▸ WHAT YOU ARE ASKED TO DO: Write out all the data verbatim. Skip images.
┌──
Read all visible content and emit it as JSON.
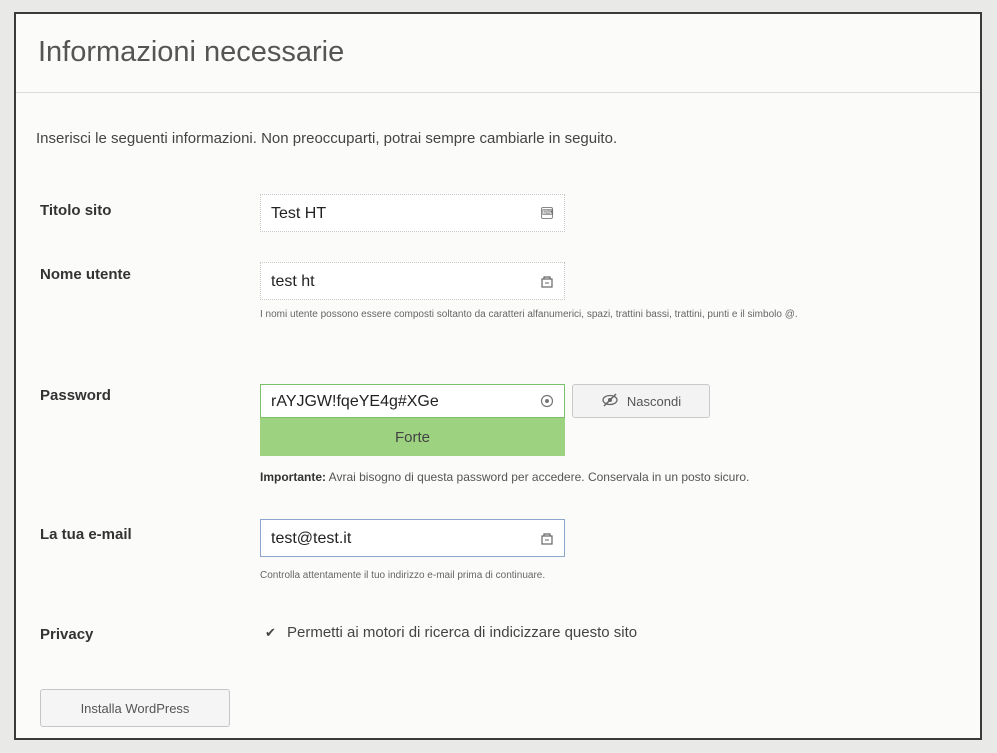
{
  "heading": "Informazioni necessarie",
  "intro": "Inserisci le seguenti informazioni. Non preoccuparti, potrai sempre cambiarle in seguito.",
  "fields": {
    "site_title": {
      "label": "Titolo sito",
      "value": "Test HT"
    },
    "username": {
      "label": "Nome utente",
      "value": "test ht",
      "hint": "I nomi utente possono essere composti soltanto da caratteri alfanumerici, spazi, trattini bassi, trattini, punti e il simbolo @."
    },
    "password": {
      "label": "Password",
      "value": "rAYJGW!fqeYE4g#XGe",
      "strength": "Forte",
      "hide_button": "Nascondi",
      "important_bold": "Importante:",
      "important_text": " Avrai bisogno di questa password per accedere. Conservala in un posto sicuro."
    },
    "email": {
      "label": "La tua e-mail",
      "value": "test@test.it",
      "hint": "Controlla attentamente il tuo indirizzo e-mail prima di continuare."
    },
    "privacy": {
      "label": "Privacy",
      "checkbox_label": "Permetti ai motori di ricerca di indicizzare questo sito",
      "checked": true
    }
  },
  "install_button": "Installa WordPress",
  "icons": {
    "site_title_field": "keyboard-icon",
    "username_field": "autofill-icon",
    "password_field": "reveal-icon",
    "hide_button": "eye-slash-icon",
    "email_field": "autofill-icon",
    "privacy_checkbox": "checkbox-checked-icon"
  }
}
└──
▸ THE COMPLETED TASK:
Read all visible content and emit it as JSON.
{
  "heading": "Informazioni necessarie",
  "intro": "Inserisci le seguenti informazioni. Non preoccuparti, potrai sempre cambiarle in seguito.",
  "fields": {
    "site_title": {
      "label": "Titolo sito",
      "value": "Test HT"
    },
    "username": {
      "label": "Nome utente",
      "value": "test ht",
      "hint": "I nomi utente possono essere composti soltanto da caratteri alfanumerici, spazi, trattini bassi, trattini, punti e il simbolo @."
    },
    "password": {
      "label": "Password",
      "value": "rAYJGW!fqeYE4g#XGe",
      "strength": "Forte",
      "hide_button": "Nascondi",
      "important_bold": "Importante:",
      "important_text": " Avrai bisogno di questa password per accedere. Conservala in un posto sicuro."
    },
    "email": {
      "label": "La tua e-mail",
      "value": "test@test.it",
      "hint": "Controlla attentamente il tuo indirizzo e-mail prima di continuare."
    },
    "privacy": {
      "label": "Privacy",
      "checkbox_label": "Permetti ai motori di ricerca di indicizzare questo sito",
      "checked": true
    }
  },
  "install_button": "Installa WordPress",
  "icons": {
    "site_title_field": "keyboard-icon",
    "username_field": "autofill-icon",
    "password_field": "reveal-icon",
    "hide_button": "eye-slash-icon",
    "email_field": "autofill-icon",
    "privacy_checkbox": "checkbox-checked-icon"
  }
}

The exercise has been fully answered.